_DESCRIPTION OF THE TASK:_ Please copy, with no word changed, only the run of lines that opens with the line containing "Output a JSON" and closes with the last line below.

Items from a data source
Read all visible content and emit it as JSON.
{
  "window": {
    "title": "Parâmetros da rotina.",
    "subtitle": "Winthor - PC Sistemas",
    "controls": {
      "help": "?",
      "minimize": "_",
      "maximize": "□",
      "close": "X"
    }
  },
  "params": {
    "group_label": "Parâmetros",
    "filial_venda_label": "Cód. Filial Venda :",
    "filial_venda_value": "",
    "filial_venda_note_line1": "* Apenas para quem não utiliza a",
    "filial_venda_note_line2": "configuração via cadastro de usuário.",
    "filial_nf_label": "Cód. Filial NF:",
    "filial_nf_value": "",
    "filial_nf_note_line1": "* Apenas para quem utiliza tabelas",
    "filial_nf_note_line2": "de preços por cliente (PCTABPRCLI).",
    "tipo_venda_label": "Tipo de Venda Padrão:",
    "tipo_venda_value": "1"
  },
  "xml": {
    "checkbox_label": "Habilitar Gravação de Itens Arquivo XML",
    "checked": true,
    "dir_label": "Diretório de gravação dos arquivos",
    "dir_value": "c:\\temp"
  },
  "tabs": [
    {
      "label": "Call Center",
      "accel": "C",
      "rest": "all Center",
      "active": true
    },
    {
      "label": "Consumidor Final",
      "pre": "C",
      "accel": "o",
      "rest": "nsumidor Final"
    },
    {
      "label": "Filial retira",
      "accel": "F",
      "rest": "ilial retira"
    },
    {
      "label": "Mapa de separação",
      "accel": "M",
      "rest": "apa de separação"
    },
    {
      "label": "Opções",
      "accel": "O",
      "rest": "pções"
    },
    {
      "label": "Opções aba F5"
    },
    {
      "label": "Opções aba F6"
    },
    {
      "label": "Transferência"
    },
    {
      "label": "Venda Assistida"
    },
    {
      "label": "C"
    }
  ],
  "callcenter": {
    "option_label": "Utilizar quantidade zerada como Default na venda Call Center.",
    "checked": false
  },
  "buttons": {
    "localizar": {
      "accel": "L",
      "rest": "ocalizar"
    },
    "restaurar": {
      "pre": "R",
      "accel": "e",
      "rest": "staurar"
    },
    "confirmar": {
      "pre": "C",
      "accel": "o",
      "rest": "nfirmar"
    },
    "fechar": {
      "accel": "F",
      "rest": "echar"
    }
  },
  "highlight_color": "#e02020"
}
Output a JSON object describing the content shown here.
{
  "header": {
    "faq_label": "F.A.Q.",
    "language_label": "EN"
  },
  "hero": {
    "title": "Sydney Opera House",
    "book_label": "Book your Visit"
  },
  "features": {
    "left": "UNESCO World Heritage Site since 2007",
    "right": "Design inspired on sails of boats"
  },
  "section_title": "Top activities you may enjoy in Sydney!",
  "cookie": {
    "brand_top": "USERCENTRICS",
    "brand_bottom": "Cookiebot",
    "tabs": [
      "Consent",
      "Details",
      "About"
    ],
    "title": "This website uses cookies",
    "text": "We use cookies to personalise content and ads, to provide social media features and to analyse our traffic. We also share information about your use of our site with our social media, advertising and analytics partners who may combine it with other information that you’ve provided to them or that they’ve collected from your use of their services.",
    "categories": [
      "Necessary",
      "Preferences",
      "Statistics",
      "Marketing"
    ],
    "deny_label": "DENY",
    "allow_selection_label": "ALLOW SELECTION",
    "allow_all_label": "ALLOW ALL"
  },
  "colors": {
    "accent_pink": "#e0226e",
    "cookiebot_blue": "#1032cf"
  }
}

_ANSWER FOR THIS EXERCISE:_
Output a JSON object describing the content shown here.
{
  "header": {
    "faq_label": "F.A.Q.",
    "language_label": "EN"
  },
  "hero": {
    "title": "Sydney Opera House",
    "book_label": "Book your Visit"
  },
  "features": {
    "left": "UNESCO World Heritage Site since 2007",
    "right": "Design inspired on sails of boats"
  },
  "section_title": "Top activities you may enjoy in Sydney!",
  "cookie": {
    "brand_top": "USERCENTRICS",
    "brand_bottom": "Cookiebot",
    "tabs": [
      "Consent",
      "Details",
      "About"
    ],
    "title": "This website uses cookies",
    "text": "We use cookies to personalise content and ads, to provide social media features and to analyse our traffic. We also share information about your use of our site with our social media, advertising and analytics partners who may combine it with other information that you’ve provided to them or that they’ve collected from your use of their services.",
    "categories": [
      "Necessary",
      "Preferences",
      "Statistics",
      "Marketing"
    ],
    "deny_label": "DENY",
    "allow_selection_label": "ALLOW SELECTION",
    "allow_all_label": "ALLOW ALL"
  },
  "colors": {
    "accent_pink": "#e0226e",
    "cookiebot_blue": "#1032cf"
  }
}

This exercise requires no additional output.